To protect an establishment’s integrity and prosperity, each state establishes regulations regarding trade and competition. Here’s everything you need to know about Pennsylvania’s unfair competition laws.
In Pennsylvania, businesses are protected by law from unfair methods of competition in the marketplace. An unfair competition claim by one company against another is a business tort, meaning the wrong done by one business towards another will lead to economic loss. Deception and other wrongful conduct are classified as misconduct in business.
Definition of Unfair Competition
Pennsylvania courts follow the definition of unfair competition stated in the Restatement of Torts (Third). Restatements are secondary sources set as basic principles of law in most jurisdictions by legal scholars. According to Pennsylvania law, unfair competition is when one business causes intentional harm to another’s commercial relations.
Intentional harm towards a business comes in the following forms:
- Deceptive marketing,
- Trademark infringement,
- Appropriation of other trade values (including trade secrets and right of publicity),
- Intentional interference with contractual or prospective contractual relations,
- Misappropriation of trade secrets,
- Breach of fiduciary duty,
- Unjust enrichment,
- Trade disparagement or defamation,
- Any other act or practice is an unfair method of competition.
The UTPCPL and The “Catch-All” Provision
The Unfair Trade Practices and Consumer Protection Law (UTPCPL) is Pennsylvania’s consumer protection law designed to prevent unfair methods of competition in any trade or commerce.
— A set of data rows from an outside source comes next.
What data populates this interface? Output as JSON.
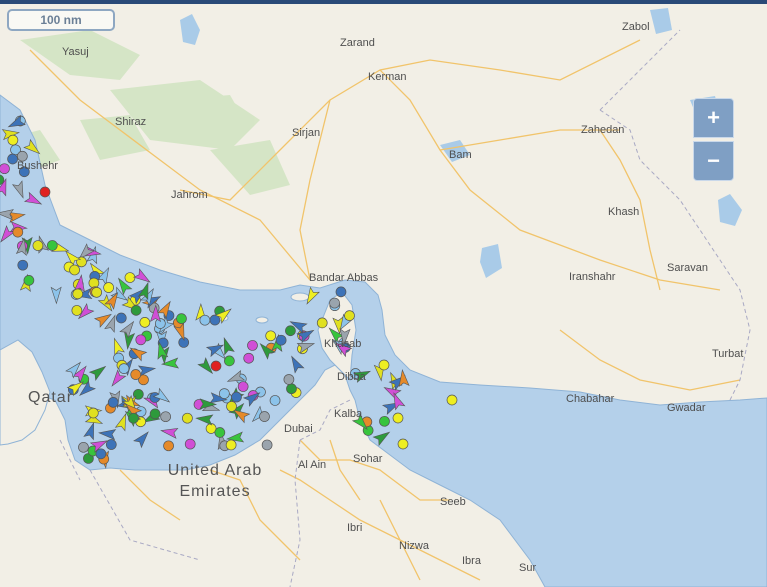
{
  "scale_label": "100 nm",
  "zoom": {
    "in": "+",
    "out": "−"
  },
  "cities": [
    {
      "name": "Yasuj"
    },
    {
      "name": "Zarand"
    },
    {
      "name": "Zabol"
    },
    {
      "name": "Kerman"
    },
    {
      "name": "Shiraz"
    },
    {
      "name": "Sirjan"
    },
    {
      "name": "Zahedan"
    },
    {
      "name": "Bam"
    },
    {
      "name": "Bushehr"
    },
    {
      "name": "Jahrom"
    },
    {
      "name": "Khash"
    },
    {
      "name": "Bandar Abbas"
    },
    {
      "name": "Iranshahr"
    },
    {
      "name": "Saravan"
    },
    {
      "name": "Khasab"
    },
    {
      "name": "Turbat"
    },
    {
      "name": "Dibba"
    },
    {
      "name": "Chabahar"
    },
    {
      "name": "Gwadar"
    },
    {
      "name": "Kalba"
    },
    {
      "name": "Dubai"
    },
    {
      "name": "Sohar"
    },
    {
      "name": "Al Ain"
    },
    {
      "name": "Seeb"
    },
    {
      "name": "Ibri"
    },
    {
      "name": "Nizwa"
    },
    {
      "name": "Ibra"
    },
    {
      "name": "Sur"
    }
  ],
  "countries": {
    "qatar": "Qatar",
    "uae_line1": "United Arab",
    "uae_line2": "Emirates"
  },
  "vessel_colors": {
    "cargo": "#3d73b8",
    "tanker": "#9aa4ad",
    "passenger": "#2e9a3c",
    "fishing": "#eeee22",
    "high_speed": "#e0e020",
    "pleasure": "#d04fd6",
    "tug_special": "#e58a2a",
    "sailing": "#38c43d",
    "unknown": "#8cc3ea",
    "navaids": "#e02222"
  }
}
Trade and commerce are broadly defined as the advertising, offering or sale, sale or distribution of services or property that is tangible or intangible. The UTPCPL authorizes the Attorney General or District Attorney to take action against those who infringe this law. The catch-all provision of the UTPCPL states a business’s state of mind is irrelevant for a consumer to sustain a private cause of action.
Related: Pennsylvania Wage Deduction FAQs
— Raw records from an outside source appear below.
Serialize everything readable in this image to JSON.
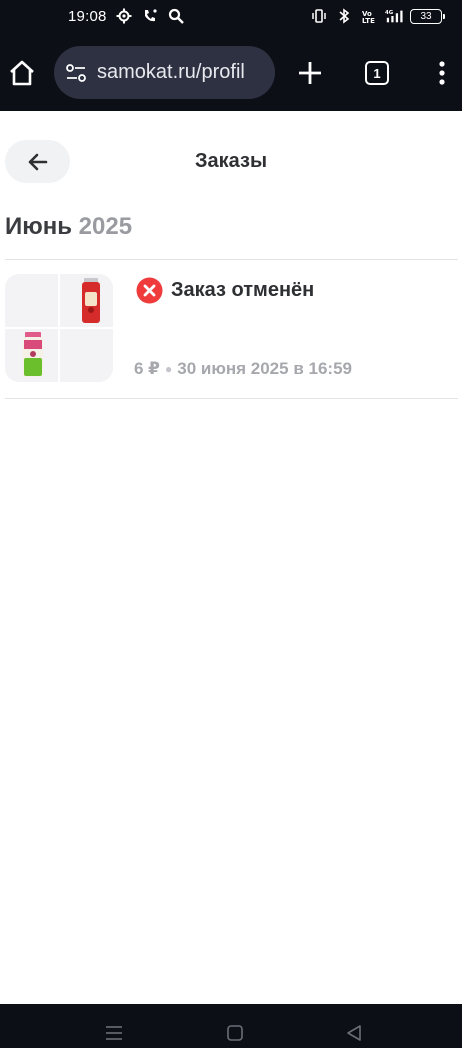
{
  "status_bar": {
    "time": "19:08",
    "battery": "33",
    "network": "4G"
  },
  "browser": {
    "url": "samokat.ru/profil",
    "tab_count": "1",
    "icons": [
      "home-icon",
      "site-settings-icon",
      "plus-icon",
      "tabs-icon",
      "more-vert-icon"
    ]
  },
  "header": {
    "title": "Заказы",
    "back_icon": "arrow-left-icon"
  },
  "month_group": {
    "month": "Июнь",
    "year": "2025"
  },
  "orders": [
    {
      "status": "Заказ отменён",
      "price": "6 ₽",
      "date": "30 июня 2025 в 16:59",
      "status_color": "#ef3b3b"
    }
  ],
  "colors": {
    "chrome_dark": "#0d0f16",
    "url_box": "#2e3142",
    "status_cancelled": "#ef3b3b",
    "muted_text": "#a7a8ad"
  }
}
Penalties for those who commit unfair trade or commerce practices include:
- Temporary injunction,
- Permanent injunction,
- Fines up to $1000 per violation or $3000 per violation if the victim is 60 years or older.
The court may award the victim triple the number of damages, attorney fees, and additional costs for those who suffer a significant loss of money or property.
Under the catch-all provision, businesses in a wide variety of industries are no longer exempt from unfair practices, such as,
- Automobile repair shops,
- Automobile retailers,
- Debt collection businesses,
- Electricity supply companies,
- Health insurance providers,
- Home construction contractors,
- Investment advisors,
- Insurance companies,
- Mortgage companies,
- Motorhome manufacturers,
- Nursing homes,
- Rental car companies,
- Title insurance companies,
- Tobacco manufacturers.
Who May File a Claim for Unfair Competition?
In Pennsylvania, private actions, attorney generals, district attorneys, and consumers/purchasers suffering monetary loss may file a claim against a business or organization who committed a deceptive act under the UTPCPL.
Common Consumer Scams
In an effort to protect consumers, all consumers must recognize common methods of fraudulent behavior.
The most common consumer scams include:
- Supplement and related “free trial” offers,
- Government grant and stimulus money offers,
- Robocalls (automated telephone advertisements),
- Lottery/sweepstakes scams,
- Job hunter scams,
- Internet-based work from home scams,
- Mortgage assistance scams,
- Shopping scams (a fake check is given for you to go spend),
- Overpayment scams (scammer writes a fake check for more than the amount due and asks you to wire the difference),